### Problem statement
Look for "title" in the records and copy every line that has it.

### Source material
****
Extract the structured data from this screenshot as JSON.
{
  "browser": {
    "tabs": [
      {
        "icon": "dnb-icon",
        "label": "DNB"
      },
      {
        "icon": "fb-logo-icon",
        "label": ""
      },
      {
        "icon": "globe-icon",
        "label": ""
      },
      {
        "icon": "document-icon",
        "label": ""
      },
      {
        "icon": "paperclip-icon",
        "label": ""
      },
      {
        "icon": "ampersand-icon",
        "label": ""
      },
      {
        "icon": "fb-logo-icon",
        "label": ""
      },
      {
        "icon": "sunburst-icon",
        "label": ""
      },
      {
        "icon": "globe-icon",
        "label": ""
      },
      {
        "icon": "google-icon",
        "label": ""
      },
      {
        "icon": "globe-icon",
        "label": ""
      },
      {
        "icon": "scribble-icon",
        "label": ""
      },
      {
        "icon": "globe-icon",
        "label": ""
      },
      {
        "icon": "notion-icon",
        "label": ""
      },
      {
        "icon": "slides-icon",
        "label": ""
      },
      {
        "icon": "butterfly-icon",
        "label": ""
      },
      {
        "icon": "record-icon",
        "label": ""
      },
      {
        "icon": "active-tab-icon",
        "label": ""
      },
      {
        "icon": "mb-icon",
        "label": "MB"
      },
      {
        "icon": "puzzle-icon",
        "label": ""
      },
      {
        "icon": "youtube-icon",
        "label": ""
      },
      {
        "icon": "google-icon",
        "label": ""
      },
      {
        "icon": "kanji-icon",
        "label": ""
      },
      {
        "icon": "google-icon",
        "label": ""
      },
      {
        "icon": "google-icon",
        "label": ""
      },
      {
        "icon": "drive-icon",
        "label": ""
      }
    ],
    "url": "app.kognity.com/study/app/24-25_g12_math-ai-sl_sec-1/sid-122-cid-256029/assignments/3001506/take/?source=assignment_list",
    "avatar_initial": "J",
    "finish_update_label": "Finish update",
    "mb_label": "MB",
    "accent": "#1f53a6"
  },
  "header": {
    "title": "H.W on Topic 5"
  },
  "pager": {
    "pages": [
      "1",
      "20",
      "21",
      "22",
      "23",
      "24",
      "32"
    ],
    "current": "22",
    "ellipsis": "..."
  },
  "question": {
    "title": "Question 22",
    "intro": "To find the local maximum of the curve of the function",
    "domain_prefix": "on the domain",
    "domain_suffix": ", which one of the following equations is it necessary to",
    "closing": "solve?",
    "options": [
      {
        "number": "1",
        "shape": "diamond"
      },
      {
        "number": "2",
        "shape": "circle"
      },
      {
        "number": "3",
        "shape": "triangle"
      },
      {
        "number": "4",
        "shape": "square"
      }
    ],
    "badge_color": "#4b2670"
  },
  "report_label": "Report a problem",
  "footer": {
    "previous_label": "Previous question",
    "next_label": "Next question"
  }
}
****
### Output for this exercise
    "title": "H.W on Topic 5"
    "title": "Question 22",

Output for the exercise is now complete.